During his much-anticipated visit to Rome’s main synagogue on Sunday, Pope Benedict XVI and Italian Jewish leaders reaffirmed a commitment to dialogue and co-operation.
But echoes of strained relations remained as the German-born pontiff and the president of Rome’s Jewish community sparred over the wartime role of Pope Pius XII.
Critics accuse Pope Pius of having turned a blind eye to Jewish suffering during the Shoah. The current Pope’s decision last month to move Pope Pius closer to sainthood angered many Jews and prompted the president of Italy’s Rabbinical Assembly to boycott the synagogue visit in protest.
Pope Benedict, 82, did not mention Pope Pius by name but implicitly defended him, repeating the stance that the Vatican had “provided assistance, often in a hidden and discreet way” to Jews during the Second World War.
Minutes earlier, Rome Jewish Community President Riccardo Pacifici repeated calls for the Vatican to open its secret archives to resolve the issue.
The Church ‘provided assistance’ to Jews during the war, he said
Mr Pacfici, however, first paid tribute to individual Catholics and Catholic institutions that had helped Jews — and choked back tears describing how his own father and uncle had been saved in a Catholic convent.
“Because of this, the silence of Pius XII in the face of the Shoah still hurts like a missed opportunity,” he said. “Maybe he could not have stopped the death trains, but he could have sent a signal, a word of extreme comfort, of human solidarity, for our brothers who were transported to the ovens of Auschwitz.”
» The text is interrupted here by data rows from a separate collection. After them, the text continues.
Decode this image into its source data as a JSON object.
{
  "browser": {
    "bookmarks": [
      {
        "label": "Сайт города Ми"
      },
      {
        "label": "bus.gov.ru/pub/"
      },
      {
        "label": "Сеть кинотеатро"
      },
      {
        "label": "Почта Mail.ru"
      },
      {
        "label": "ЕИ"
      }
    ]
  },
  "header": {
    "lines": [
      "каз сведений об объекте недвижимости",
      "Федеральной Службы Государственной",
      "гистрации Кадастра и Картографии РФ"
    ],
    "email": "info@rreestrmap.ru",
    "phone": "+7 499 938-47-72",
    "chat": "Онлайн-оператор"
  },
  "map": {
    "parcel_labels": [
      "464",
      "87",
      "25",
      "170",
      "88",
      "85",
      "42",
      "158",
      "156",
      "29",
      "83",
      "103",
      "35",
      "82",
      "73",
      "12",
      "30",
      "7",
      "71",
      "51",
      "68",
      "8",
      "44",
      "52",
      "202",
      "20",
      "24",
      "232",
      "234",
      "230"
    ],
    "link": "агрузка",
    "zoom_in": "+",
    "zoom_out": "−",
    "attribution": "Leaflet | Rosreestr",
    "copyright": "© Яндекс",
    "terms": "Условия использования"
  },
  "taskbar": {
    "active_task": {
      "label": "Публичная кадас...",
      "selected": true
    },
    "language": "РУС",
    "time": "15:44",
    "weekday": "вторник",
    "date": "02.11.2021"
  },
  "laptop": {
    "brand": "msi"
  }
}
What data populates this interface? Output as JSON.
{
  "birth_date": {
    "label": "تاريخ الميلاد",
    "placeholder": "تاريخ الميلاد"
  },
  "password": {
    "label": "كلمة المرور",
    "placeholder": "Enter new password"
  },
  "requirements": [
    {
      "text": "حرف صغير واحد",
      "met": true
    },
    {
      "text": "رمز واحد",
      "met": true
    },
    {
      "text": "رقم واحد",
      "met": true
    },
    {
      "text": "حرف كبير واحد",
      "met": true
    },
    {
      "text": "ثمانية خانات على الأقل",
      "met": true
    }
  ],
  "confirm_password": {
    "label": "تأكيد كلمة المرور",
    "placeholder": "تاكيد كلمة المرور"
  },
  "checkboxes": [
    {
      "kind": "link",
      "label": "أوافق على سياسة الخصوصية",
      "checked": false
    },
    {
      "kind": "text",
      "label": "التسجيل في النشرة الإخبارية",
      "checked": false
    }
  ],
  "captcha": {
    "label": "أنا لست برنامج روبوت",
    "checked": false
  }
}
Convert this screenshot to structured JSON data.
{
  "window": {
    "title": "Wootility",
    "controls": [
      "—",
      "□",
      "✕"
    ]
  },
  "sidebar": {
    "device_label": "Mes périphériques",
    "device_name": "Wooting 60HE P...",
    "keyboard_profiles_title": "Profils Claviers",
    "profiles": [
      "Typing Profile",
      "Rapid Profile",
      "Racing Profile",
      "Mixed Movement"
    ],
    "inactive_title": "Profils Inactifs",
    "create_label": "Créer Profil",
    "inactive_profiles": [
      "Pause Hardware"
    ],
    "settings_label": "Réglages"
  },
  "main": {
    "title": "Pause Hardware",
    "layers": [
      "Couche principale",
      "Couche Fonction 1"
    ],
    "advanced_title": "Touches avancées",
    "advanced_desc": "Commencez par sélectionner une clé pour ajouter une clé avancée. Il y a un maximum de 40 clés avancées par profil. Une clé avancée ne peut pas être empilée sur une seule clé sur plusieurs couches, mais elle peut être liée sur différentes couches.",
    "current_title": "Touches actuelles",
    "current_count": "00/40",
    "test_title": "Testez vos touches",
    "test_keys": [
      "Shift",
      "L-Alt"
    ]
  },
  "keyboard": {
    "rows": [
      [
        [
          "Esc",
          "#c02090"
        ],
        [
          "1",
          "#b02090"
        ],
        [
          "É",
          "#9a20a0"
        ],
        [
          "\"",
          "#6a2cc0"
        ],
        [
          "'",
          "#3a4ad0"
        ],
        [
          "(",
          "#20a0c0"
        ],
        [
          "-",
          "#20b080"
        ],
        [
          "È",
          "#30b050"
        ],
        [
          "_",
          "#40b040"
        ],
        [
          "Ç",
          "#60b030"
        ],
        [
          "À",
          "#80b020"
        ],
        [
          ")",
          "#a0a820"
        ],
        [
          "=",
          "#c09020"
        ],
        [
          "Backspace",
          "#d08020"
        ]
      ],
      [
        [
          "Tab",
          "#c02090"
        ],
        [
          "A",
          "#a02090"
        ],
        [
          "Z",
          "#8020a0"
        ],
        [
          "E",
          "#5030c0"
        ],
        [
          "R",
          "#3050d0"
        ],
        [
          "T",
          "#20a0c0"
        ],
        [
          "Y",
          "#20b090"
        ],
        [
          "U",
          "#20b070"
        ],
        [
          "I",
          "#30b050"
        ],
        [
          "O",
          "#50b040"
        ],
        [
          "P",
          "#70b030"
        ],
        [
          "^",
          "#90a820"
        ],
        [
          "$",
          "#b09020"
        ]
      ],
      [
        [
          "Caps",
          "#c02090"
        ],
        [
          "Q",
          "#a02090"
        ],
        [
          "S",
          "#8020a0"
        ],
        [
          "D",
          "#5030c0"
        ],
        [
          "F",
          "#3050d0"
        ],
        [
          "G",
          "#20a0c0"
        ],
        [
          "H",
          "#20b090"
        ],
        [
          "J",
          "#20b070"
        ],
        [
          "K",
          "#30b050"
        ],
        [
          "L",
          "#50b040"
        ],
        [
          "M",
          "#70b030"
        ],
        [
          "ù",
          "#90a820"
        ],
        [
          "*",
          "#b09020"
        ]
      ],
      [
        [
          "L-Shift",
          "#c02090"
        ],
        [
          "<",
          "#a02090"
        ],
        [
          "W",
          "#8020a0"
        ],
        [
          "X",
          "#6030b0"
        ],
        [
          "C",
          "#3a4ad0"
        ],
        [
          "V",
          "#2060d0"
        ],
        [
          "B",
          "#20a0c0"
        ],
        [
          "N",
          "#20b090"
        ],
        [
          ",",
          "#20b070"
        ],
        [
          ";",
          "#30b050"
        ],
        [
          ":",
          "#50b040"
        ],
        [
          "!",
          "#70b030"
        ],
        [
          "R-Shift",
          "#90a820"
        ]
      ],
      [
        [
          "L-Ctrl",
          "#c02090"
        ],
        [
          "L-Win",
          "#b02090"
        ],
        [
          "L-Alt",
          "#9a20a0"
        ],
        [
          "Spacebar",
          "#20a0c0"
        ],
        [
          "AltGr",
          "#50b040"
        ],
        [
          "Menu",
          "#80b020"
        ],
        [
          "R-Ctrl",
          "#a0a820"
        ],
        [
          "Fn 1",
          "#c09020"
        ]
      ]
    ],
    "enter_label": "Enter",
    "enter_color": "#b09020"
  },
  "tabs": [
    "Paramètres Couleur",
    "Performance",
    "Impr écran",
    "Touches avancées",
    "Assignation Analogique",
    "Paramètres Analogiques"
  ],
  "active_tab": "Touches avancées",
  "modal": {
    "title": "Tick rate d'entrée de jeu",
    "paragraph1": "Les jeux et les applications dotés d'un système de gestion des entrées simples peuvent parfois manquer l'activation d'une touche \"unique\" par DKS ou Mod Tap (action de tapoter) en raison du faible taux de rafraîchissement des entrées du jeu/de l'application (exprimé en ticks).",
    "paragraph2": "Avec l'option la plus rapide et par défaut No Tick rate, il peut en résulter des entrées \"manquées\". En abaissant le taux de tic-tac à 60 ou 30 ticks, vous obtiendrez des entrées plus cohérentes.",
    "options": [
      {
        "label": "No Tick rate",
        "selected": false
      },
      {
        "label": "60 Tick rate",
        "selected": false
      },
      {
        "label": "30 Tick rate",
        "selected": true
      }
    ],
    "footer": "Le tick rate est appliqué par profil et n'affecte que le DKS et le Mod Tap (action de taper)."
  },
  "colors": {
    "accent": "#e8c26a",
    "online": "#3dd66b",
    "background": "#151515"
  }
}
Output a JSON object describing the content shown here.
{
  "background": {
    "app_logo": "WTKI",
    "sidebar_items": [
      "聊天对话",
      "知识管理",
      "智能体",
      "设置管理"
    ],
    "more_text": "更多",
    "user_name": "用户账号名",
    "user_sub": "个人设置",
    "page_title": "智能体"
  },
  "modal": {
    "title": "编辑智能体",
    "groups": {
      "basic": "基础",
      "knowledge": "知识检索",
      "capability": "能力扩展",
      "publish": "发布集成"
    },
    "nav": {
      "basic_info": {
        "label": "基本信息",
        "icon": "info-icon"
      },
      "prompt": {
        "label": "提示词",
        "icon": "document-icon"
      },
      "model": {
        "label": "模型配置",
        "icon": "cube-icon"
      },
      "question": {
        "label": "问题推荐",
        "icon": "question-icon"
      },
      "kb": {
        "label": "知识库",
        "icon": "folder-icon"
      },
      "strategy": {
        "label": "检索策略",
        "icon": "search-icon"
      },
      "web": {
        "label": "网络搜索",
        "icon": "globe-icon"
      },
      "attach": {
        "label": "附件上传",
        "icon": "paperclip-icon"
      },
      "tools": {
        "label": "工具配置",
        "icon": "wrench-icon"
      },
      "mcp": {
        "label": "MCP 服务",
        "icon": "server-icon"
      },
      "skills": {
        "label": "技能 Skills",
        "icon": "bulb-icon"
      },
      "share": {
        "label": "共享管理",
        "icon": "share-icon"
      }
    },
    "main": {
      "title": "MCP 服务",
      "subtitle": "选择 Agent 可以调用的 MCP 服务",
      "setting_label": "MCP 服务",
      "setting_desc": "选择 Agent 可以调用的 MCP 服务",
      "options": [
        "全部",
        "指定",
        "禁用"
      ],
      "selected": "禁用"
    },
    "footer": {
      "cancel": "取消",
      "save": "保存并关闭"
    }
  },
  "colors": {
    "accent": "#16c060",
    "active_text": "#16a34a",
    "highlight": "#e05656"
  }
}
But these blunt words were an isolated moment.
Pope Benedict received a warm welcome and standing ovation as he reaffirmed commitment to the Jewish-Catholic dialogue launched by the Second Vatican Council’s Nostra Aetate declaration of 1965 and fostered by his predecessor, Pope John Paul II.
Pope John Paul’s visit to the synagogue in 1986 was the first ever visit by a pope to a shul.
Before entering the synagogue, Pope Benedict paid tribute at plaques honouring Roman Jews deported to Auschwitz and a toddler killed in a 1982 Palestinian terror attack on the shul.
“Despite a dramatic history, the unresolved problems, and the misunderstandings, it is our shared visions and common goals that should be given pride of place,” Rome’s Chief Rabbi Riccardo Di Segni told packed sanctuary from in front of the ornate Ark.
“The image of respect and friendship that emanates from this encounter must be an example for all those who are watching,” he said.